2. Enjoy a wide variety of nutritious foods from the five groups every day: vegetables; fruit; grains; lean meats and poultry, fish, eggs, tofu, nuts, seeds, legumes; milk, yoghurt, cheese and/or alternatives.
3. Limit intake of foods containing saturated fat, added salt, added sugars and alcohol.
4. Encourage, support and promote breastfeeding.
5. Care for your food; prepare and store it safely.

There is a little more wording than I have given in the Australian guidelines, but the above captures the essence. They are pretty dry and emotionless don’t you think? Is that our national feeling about food? I doubt it, but taking the emotion away allows the focus on the food and nutrients, not the pleasure, the theatre, the cultural significance of food.

Breast milk is a critical food
Note guideline 4 above. I think Australia was the first country to mention breast feeding in their dietary guidelines over 20 years ago. Now Nigeria, Bangla Desh and India also recommend breast feeding for the first 6 months in their guidelines, but not China, Argentina, NZ, Canada or the US (as far as I can determine).

What does it all mean?
You will hear a lot about Brazil throughout the next three weeks. It will be all about the football world cup. In the meantime, add a bit of soul and sassiness to your personal dietary guidelines. Mine include: 
A. Cook most meals from (almost) scratch using simple recipes (because I have a simple mind) 
B. Leave loose change in the jar when you visit a cafĂ© after a long bike ride because the coffee always tastes better that way 
C. Always thank the cook (especially if it wasn’t you)


I’m sure you have you own dietary guidelines that should be considered by any government. Our big problem is that too many people have one dietary guideline: eat whatever is convenient, tastes nice without any discernable flavour beyond salty or greasy or sweet, and doesn’t require any washing up.

Do vegetarians and meat eaters smell different?

I live in a household of vegetarians, but not from my influence. The youngest never enjoyed the texture of meat well before she knew what a vegetarian was. The others came to their own views from the outside world. I still eat meat, but usually when on the road, so I guess I’m a flexitarian. Anyway, whenever the vegetarian vs omnivore discussion comes up, I have never heard the “odour card” played.

In a small study of men who either ate meat or a ‘non-meat’ diet for two weeks it seems that the ladies preferred the aroma of the vegetarian men. Seventeen young men had either a vegetarian diet for 10 days or ate 2 x 100g serves of red meat daily for 10 days.
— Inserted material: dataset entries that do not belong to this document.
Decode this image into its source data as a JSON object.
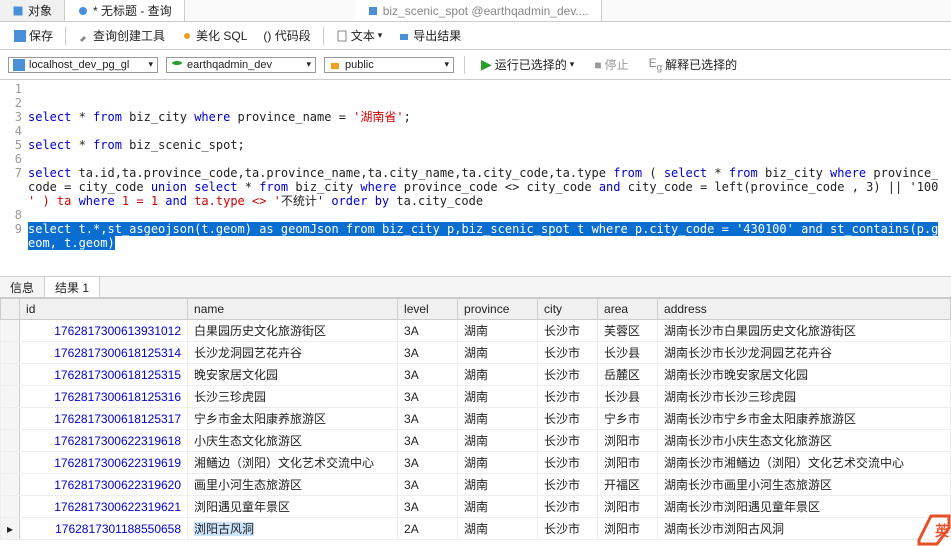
{
  "top_tabs": {
    "t1": "对象",
    "t2": "* 无标题 - 查询",
    "t3": "biz_scenic_spot @earthqadmin_dev...."
  },
  "toolbar": {
    "save": "保存",
    "builder": "查询创建工具",
    "beautify": "美化 SQL",
    "snippet": "() 代码段",
    "text": "文本",
    "export": "导出结果"
  },
  "conn": {
    "server": "localhost_dev_pg_gl",
    "db": "earthqadmin_dev",
    "schema": "public",
    "run": "运行已选择的",
    "stop": "停止",
    "explain": "解释已选择的"
  },
  "sql": {
    "l1": "",
    "l2": "",
    "l3": {
      "a": "select",
      "b": " * ",
      "c": "from",
      "d": " biz_city ",
      "e": "where",
      "f": " province_name = ",
      "g": "'湖南省'",
      "h": ";"
    },
    "l4": "",
    "l5": {
      "a": "select",
      "b": " * ",
      "c": "from",
      "d": " biz_scenic_spot;"
    },
    "l6": "",
    "l7": "select ta.id,ta.province_code,ta.province_name,ta.city_name,ta.city_code,ta.type from ( select * from biz_city where province_code = city_code union select * from biz_city where province_code <> city_code and city_code = left(province_code , 3) || '100' ) ta where 1 = 1 and ta.type <> '不统计' order by ta.city_code",
    "l8": "",
    "l9": {
      "a": "select t.*,st_asgeojson(t.geom) as geomJson from biz_city p,biz_scenic_spot t where p.city_code = '430100' and st_contains(p.geom, t.geom)"
    }
  },
  "result_tabs": {
    "info": "信息",
    "r1": "结果 1"
  },
  "cols": {
    "id": "id",
    "name": "name",
    "level": "level",
    "province": "province",
    "city": "city",
    "area": "area",
    "address": "address"
  },
  "chart_data": {
    "type": "table",
    "columns": [
      "id",
      "name",
      "level",
      "province",
      "city",
      "area",
      "address"
    ],
    "rows": [
      {
        "id": "17628173006139310​12",
        "name": "白果园历史文化旅游街区",
        "level": "3A",
        "province": "湖南",
        "city": "长沙市",
        "area": "芙蓉区",
        "address": "湖南长沙市白果园历史文化旅游街区"
      },
      {
        "id": "17628173006181253​14",
        "name": "长沙龙洞园艺花卉谷",
        "level": "3A",
        "province": "湖南",
        "city": "长沙市",
        "area": "长沙县",
        "address": "湖南长沙市长沙龙洞园艺花卉谷"
      },
      {
        "id": "17628173006181253​15",
        "name": "晚安家居文化园",
        "level": "3A",
        "province": "湖南",
        "city": "长沙市",
        "area": "岳麓区",
        "address": "湖南长沙市晚安家居文化园"
      },
      {
        "id": "17628173006181253​16",
        "name": "长沙三珍虎园",
        "level": "3A",
        "province": "湖南",
        "city": "长沙市",
        "area": "长沙县",
        "address": "湖南长沙市长沙三珍虎园"
      },
      {
        "id": "17628173006181253​17",
        "name": "宁乡市金太阳康养旅游区",
        "level": "3A",
        "province": "湖南",
        "city": "长沙市",
        "area": "宁乡市",
        "address": "湖南长沙市宁乡市金太阳康养旅游区"
      },
      {
        "id": "17628173006223196​18",
        "name": "小庆生态文化旅游区",
        "level": "3A",
        "province": "湖南",
        "city": "长沙市",
        "area": "浏阳市",
        "address": "湖南长沙市小庆生态文化旅游区"
      },
      {
        "id": "17628173006223196​19",
        "name": "湘鳝边（浏阳）文化艺术交流中心",
        "level": "3A",
        "province": "湖南",
        "city": "长沙市",
        "area": "浏阳市",
        "address": "湖南长沙市湘鳝边（浏阳）文化艺术交流中心"
      },
      {
        "id": "17628173006223196​20",
        "name": "画里小河生态旅游区",
        "level": "3A",
        "province": "湖南",
        "city": "长沙市",
        "area": "开福区",
        "address": "湖南长沙市画里小河生态旅游区"
      },
      {
        "id": "17628173006223196​21",
        "name": "浏阳遇见童年景区",
        "level": "3A",
        "province": "湖南",
        "city": "长沙市",
        "area": "浏阳市",
        "address": "湖南长沙市浏阳遇见童年景区"
      },
      {
        "id": "17628173011885506​58",
        "name": "浏阳古风洞",
        "level": "2A",
        "province": "湖南",
        "city": "长沙市",
        "area": "浏阳市",
        "address": "湖南长沙市浏阳古风洞"
      }
    ]
  }
}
They weren’t allowed to use deodorants or aftershave or anything that gave a non-human smell, nor could they eat foods like garlic, blue cheese or fermented fish (this study was done in Prague, Czech Republic). However, they were given non-perfumed soap.


Near the end of the specified diet period they had to wear a cotton pad in the armpit for 24 hours, under a fresh new cotton T-shirt. Great lengths were taken to avoid any potential background odours. Within an hour of collecting the cotton pads 30 young ladies were asked to rate the body aroma of the men. The aroma of the vegetarian men was rated as more pleasant, more attractive and less intense. 

It wasn’t clear if the odour difference could be over-ridden by offering good quality chocolate to the ladies.

Upcoming nutrition seminars at the University of Western Australia

If you live in Perth, Western Australia, coming your way are two of my public seminars on nutrition. The first is on Saturday 12 July about the search for the perfect diet and the superfoods on the market.

The second is on the abundant food myths, many of which may never die, and how to interpret a food label. That one is on Saturday 2 August.


Use the links to get more information and sign up. All welcome. Love to see you there.